By Walter S. Coppage
I’m Nirvana looking for Butch Vig. I’m probably not Nirvana. I’m Hootie and the Blowfish looking for whoever produced their album. I’m looking for the Butch Vig of publishing.
By the end of 2014, I looked ready to make final tweaks and edits and it would be ready for the world. Then I got engaged. Then I bought my first house. Then I got married and the draft sat there stood up at the altar “Runaway Bride” style.
I worked on a book for three years. Fast Draft and Revision Hell with Candace Havens. Revisions of chapters. Killed a ton of darling chapters that just didn’t seem to make the cut.
That summer I didn’t want to return to the project I worked years on. I wanted to write something that summer. I wrote a book about teaching. The next summer, after a crazy year in the classroom I had no desire to write at all. I knew I would want to write and I knew exactly what moment it would be. The second day back at school. An epic quest to Office Depot was taken. Printer ink. Folders. Pens. Highlighters. I was going to slay this draft once and for all.
Then like always, school takes it out of me. I barely have time to eat much less write and revise. I started up “The Artist’s Way” with a friend of mine as a way to launch our creativity and meet our goals. We met on Saturday mornings and busy schedules got in the way. The 12-week course took five months.
We wanted to keep meeting but we needed to figure out how to be productive. We have books about writing and we can talk about writing but we need butts in the seats.

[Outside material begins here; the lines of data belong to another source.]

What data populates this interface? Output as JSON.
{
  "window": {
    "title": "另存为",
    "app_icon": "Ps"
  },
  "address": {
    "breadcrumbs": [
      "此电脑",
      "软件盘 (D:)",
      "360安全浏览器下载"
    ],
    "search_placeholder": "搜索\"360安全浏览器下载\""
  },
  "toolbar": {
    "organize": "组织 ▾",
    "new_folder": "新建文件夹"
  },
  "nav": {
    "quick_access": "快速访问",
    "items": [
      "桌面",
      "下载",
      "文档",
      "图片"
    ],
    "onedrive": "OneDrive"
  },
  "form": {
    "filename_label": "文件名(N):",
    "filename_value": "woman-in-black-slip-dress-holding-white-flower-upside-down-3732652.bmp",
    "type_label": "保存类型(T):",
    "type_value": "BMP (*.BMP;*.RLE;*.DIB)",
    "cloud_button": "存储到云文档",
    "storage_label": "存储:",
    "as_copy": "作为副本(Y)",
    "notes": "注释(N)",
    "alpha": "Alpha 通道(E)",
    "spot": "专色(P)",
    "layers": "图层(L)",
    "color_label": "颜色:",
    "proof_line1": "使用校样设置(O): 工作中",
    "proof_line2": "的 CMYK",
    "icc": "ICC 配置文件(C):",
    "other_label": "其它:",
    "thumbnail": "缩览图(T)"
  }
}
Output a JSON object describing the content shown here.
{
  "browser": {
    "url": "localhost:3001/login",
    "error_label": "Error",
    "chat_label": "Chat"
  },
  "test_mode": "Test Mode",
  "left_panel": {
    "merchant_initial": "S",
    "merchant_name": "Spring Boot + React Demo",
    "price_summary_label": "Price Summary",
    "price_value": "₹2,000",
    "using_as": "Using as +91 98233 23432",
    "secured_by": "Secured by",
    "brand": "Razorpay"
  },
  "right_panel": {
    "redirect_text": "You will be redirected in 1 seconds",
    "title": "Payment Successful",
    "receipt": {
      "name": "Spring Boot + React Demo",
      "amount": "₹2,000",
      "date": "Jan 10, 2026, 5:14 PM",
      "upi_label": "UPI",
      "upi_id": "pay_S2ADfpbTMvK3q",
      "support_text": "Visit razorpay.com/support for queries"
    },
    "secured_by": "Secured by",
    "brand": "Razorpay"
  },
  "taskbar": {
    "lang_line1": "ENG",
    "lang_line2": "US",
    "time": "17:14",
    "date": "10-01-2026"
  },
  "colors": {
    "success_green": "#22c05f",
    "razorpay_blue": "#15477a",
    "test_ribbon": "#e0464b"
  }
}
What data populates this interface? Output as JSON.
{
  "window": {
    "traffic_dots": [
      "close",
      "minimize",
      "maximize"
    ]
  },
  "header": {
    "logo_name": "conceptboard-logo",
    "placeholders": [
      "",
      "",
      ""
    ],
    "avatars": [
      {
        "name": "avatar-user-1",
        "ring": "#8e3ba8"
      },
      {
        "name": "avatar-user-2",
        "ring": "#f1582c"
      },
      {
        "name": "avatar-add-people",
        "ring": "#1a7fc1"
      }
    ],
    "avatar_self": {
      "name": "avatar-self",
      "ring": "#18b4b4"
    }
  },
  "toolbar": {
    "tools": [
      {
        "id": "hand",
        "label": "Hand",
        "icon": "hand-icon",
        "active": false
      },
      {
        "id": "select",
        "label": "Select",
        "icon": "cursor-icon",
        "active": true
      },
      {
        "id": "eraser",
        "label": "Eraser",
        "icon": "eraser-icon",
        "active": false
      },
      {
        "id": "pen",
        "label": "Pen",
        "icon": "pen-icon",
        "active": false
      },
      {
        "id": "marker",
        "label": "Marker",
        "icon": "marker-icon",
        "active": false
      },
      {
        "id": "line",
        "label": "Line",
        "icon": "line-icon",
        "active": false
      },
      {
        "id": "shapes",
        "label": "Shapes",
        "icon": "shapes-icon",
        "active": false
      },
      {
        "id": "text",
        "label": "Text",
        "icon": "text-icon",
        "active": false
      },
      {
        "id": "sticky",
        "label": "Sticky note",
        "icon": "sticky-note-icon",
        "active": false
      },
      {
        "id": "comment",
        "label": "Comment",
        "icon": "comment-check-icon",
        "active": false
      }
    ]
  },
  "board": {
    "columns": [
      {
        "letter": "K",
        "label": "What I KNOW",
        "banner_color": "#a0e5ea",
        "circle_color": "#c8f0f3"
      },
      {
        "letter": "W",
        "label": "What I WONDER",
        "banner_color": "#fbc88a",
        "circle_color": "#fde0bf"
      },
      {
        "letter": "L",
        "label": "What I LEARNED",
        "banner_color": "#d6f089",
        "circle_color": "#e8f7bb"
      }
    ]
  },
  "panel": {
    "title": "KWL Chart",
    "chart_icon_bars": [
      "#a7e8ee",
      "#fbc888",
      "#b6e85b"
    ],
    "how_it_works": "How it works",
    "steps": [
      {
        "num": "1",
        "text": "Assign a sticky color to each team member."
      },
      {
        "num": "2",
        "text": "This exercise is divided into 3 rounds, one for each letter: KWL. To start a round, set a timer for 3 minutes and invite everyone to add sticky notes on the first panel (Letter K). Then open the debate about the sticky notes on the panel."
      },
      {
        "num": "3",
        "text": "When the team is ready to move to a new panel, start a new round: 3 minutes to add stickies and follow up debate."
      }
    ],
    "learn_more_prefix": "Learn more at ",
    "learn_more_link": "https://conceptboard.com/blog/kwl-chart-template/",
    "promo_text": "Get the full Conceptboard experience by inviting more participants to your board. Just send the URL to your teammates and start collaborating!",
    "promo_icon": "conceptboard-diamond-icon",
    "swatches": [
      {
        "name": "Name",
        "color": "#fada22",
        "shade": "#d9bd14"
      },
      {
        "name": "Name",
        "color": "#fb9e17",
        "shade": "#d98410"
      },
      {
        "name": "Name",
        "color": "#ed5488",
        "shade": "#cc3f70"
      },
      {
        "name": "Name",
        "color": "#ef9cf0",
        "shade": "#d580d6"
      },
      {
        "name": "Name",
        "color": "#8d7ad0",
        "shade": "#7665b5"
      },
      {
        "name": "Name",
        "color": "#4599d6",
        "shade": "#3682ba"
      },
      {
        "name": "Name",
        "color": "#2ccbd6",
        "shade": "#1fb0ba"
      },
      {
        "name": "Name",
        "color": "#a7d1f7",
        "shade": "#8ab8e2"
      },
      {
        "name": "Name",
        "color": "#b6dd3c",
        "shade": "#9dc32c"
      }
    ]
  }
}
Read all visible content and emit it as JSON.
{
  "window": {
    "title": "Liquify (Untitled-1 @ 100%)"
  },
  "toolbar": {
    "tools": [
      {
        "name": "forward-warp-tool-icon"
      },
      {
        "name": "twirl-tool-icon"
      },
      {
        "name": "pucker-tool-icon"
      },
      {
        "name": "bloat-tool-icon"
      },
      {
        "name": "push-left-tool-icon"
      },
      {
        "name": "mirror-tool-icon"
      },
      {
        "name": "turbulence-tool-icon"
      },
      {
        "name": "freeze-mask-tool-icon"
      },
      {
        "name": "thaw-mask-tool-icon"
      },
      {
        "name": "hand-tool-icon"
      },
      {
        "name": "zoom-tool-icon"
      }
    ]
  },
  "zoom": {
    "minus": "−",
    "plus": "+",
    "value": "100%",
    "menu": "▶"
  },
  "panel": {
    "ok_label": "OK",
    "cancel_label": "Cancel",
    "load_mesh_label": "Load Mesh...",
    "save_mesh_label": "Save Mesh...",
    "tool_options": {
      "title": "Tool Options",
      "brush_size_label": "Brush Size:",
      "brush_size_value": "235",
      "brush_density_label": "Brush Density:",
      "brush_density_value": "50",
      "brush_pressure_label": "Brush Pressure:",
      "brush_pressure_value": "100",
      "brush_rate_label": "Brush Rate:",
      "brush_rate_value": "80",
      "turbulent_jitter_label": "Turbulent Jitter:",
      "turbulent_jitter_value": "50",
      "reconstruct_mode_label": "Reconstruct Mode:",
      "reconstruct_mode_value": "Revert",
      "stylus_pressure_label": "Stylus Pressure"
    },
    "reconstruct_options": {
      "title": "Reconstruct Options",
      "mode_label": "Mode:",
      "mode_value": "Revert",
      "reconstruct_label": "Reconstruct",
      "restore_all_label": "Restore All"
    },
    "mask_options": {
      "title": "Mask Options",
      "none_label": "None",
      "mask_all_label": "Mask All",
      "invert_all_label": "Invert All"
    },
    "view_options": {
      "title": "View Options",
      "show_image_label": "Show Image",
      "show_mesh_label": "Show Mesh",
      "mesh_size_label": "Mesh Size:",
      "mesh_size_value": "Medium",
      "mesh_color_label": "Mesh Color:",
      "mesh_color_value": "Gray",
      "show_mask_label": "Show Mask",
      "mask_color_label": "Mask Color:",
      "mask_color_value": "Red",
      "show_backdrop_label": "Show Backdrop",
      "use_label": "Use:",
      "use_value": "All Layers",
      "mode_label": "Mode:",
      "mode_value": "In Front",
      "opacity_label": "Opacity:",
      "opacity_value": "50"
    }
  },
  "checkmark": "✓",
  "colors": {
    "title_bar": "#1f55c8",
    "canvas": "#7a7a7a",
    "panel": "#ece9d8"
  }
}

How do we make ourselves accountable? How do we make it happen? What’s a realistic goal that doesn’t flip our stress levels when we don’t meet it?
We wrote out some goals and we would be in constant contact about how we were doing. I work in macaronis. When I was in kindergarten, you got a macaroni every time you did something well. I started giving myself macaroni for every half hour I worked. My goal was 20 macaronis for the month. This means I’m working almost every day on the story. I have 16 macaronis in a row.
I needed to read my latest draft first to see where I was. Every time I read it, I didn’t want to read it. I didn’t recognize things in the two years that passed. I needed to reread this. I needed to relearn the old songs before I could go out on tour. I had to find the reason why this story was important to me?
Worries of over editing covered my thinking. Would it never be enough? Would I stay in this editing loop the rest of my life? Was I scared of someone reading it that wasn’t close to me? I felt like George McFly. “I don’t know if I could take that kind of rejection.”
Once I got through those first chapters, I started seeing some good writing. I started seeing things that needed to be read. I’d need to rework those chapters or start the book in a better place. For the last few weeks I’ve been rereading the draft. I’ll put the chapter on a note card and write what’s good, what’s bad, what is missing. Sometimes I read great stuff. Sometimes I read stuff I thought was great and question if it’s still great. I’m so used to it that it doesn’t cut it after the 50th read.
Clutter needs to be cleared out but how do I know the difference between a really great side note and fat? I don’t want to cut this to the bone and then you’ve got an anorexic version of a great story.
I’m near the end of my reading and don’t know if I need to revamp a few chapters, cut clutter and enhance themes or just tear it down. Am I the same person writing this at 36 that I was at 30? When I’m not present in the macaroni of the moment, I start getting overwhelmed with revisions and cuts getting in line for me to make. Some days feel like real progress. Other days I feel like putting my draft in the dumpster.
A published author friend of mine said I needed to get a Beta Reader before I throw a ton of money on an editor. She a Beta Reader made her cry and she went through 15 before she has her fulltime Beta Reader now. She said to do Beat Sheets to know where the story and arcs are going and Beta Readers will save me time and money down the line.
Fiver has Beta Readers but I don’t really want “Unmerciful Editing” in your Beta Reader Headline. I want to find a Beta Reader or Editor who is going to read it, tell me what I’ve got, strengths, weaknesses, U-Turns, Clutter. It’s not about finding a Beta Reader. It’s about finding the Beta Reader for me and my story.
I want someone who gets my story. I want someone who is going to help me make this story the best it can be. It doesn’t have to get me a book deal. It doesn’t have to take me away from my day job. I just want to be able to say that’s the best I could do on this and let it go. Then let it out into the world. I’m looking for Butch Vig not to turn it into “Nevermind” or “Siamese Dream.” I need a Beta Reader or editor to love helping this see the light of day.
“Still, at the end of the day, what everyone’s aspiring to do is to record a song that connects with somebody, that connects firstly with you as an artist or songwriter, and then connects with your audience.”-Butch Vig